Sixty-five years ago, on 20 July 1944, during the darkest days of German history, a few good men brought back a small spark of light to the conscience of a nation torn by war and involved in history’s most unprecedented mass murder. The story is well-known. So is the result: the attempt to remove Hitler from power with the help of his own contingency plan “Valkyrie” tragically failed.
What might not be so well-known is that Count Claus von Stauffenberg, according to Cambridge historian Richard J Evans, “found moral guidance in a complex mixture of Catholic religious precepts, an aristocratic sense of honour, Ancient Greek ethics, and German Romantic poetry. Above all, perhaps, his sense of morality was formed under the influence of the poet Stefan George, whose ambition it was to revive a ‘Secret Germany’ that would sweep away the materialism of the Weimar Republic and restore German life to its true spirituality.”

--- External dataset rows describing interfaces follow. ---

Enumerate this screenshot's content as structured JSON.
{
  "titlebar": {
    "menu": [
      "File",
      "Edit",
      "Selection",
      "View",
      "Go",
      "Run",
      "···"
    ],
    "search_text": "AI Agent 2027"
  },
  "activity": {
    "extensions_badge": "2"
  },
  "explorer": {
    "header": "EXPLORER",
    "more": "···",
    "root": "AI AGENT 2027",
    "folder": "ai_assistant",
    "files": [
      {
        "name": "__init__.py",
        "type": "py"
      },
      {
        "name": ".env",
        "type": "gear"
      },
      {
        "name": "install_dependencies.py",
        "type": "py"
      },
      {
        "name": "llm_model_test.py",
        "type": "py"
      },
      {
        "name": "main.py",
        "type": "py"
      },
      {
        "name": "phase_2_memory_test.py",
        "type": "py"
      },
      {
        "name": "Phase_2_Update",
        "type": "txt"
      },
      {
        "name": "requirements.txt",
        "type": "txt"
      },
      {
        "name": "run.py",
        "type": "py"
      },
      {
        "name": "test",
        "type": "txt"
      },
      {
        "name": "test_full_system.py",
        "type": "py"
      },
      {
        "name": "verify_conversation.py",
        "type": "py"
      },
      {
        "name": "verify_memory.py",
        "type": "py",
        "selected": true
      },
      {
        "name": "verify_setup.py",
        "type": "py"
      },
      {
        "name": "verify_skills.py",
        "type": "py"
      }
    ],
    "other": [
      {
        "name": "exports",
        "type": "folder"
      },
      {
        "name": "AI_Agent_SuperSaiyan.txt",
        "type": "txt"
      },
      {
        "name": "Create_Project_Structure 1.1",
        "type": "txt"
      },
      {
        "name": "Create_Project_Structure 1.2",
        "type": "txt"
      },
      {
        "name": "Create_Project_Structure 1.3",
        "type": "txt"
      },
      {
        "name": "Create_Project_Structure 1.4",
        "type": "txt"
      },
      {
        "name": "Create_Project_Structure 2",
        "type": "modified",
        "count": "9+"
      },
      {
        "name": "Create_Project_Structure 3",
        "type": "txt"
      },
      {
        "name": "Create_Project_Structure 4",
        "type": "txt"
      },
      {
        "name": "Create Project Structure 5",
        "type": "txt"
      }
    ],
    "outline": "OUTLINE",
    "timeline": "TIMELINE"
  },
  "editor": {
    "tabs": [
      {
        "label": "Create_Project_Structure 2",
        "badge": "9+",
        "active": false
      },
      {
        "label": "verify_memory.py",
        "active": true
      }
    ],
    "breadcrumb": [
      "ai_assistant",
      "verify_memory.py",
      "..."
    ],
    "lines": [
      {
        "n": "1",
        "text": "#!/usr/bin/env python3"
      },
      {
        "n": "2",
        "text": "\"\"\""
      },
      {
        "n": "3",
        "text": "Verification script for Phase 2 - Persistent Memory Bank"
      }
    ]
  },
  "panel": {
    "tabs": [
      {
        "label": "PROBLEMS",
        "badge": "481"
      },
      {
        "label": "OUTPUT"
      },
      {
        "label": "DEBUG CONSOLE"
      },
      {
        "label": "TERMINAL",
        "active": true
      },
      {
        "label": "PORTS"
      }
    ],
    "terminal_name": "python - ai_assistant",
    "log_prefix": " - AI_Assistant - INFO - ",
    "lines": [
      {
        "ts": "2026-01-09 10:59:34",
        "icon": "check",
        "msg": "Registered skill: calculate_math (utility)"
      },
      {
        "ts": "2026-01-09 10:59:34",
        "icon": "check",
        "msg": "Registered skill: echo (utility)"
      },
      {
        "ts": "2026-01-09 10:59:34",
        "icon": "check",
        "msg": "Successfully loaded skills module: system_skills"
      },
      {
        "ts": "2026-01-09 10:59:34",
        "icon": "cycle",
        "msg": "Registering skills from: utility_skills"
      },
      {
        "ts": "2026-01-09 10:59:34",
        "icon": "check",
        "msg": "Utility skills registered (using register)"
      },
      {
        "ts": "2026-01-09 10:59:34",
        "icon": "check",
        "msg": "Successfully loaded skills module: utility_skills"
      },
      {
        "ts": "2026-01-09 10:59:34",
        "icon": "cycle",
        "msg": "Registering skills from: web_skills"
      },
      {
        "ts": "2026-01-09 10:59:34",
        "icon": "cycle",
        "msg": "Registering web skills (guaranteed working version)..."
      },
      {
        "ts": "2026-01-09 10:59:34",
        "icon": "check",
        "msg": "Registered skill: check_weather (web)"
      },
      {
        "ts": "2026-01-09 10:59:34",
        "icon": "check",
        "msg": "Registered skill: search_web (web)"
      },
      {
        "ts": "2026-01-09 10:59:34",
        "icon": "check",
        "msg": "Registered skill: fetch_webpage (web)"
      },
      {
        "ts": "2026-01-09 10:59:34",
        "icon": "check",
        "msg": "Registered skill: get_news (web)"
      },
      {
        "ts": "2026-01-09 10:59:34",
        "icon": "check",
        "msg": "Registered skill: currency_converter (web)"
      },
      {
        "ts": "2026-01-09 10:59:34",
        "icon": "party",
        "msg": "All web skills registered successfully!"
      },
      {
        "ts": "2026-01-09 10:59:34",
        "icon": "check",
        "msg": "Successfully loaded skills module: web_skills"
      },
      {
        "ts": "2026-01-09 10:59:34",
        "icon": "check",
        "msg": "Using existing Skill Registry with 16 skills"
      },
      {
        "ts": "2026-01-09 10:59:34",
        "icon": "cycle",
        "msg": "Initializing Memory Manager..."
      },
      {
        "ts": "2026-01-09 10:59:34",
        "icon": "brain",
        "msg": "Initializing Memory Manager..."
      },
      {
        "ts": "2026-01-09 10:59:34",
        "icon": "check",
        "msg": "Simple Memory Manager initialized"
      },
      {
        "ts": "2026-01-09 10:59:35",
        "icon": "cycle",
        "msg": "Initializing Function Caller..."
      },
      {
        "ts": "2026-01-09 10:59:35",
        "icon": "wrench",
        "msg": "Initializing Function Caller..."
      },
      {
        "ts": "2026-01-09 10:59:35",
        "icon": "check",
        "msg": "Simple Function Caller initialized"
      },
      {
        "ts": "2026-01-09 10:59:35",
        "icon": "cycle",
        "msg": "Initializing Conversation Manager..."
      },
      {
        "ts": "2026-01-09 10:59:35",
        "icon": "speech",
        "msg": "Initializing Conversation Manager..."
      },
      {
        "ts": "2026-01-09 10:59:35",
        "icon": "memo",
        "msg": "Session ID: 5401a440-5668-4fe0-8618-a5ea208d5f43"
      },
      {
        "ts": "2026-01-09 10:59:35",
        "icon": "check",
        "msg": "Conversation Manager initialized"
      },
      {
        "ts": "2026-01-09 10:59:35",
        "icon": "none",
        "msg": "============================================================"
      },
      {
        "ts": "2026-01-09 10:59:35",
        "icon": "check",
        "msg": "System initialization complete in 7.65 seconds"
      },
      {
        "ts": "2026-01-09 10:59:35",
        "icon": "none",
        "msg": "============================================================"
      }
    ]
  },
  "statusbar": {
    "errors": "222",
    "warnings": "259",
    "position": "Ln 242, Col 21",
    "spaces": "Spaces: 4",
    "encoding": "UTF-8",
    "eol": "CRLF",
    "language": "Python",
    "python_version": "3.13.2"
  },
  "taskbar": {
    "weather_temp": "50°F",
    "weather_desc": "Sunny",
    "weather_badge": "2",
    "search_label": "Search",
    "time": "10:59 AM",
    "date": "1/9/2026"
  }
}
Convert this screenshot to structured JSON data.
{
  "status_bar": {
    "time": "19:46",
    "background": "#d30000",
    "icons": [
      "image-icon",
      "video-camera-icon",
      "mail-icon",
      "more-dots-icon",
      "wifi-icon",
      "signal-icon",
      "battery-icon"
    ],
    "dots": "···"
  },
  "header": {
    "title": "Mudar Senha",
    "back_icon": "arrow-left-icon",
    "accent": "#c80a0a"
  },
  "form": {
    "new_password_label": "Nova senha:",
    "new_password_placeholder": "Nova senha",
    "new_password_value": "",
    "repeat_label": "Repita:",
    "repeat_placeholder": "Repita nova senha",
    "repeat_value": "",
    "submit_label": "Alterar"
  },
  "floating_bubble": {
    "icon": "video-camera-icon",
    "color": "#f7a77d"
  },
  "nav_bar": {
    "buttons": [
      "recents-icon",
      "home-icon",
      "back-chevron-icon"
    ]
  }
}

The key to understanding that “Secret Germany” (as cryptically elaborated in a poem by the same title, which was written around 1910, but hermetically kept from the public until 1928) is the idea that only the poet with his charismatic authority can voice the arcane without revealing it. It is him being the “spiritus rector” who deepens the inner reflections of his disciples, who awakens their intellectual and spiritual sensitivity, so his word is followed by their action.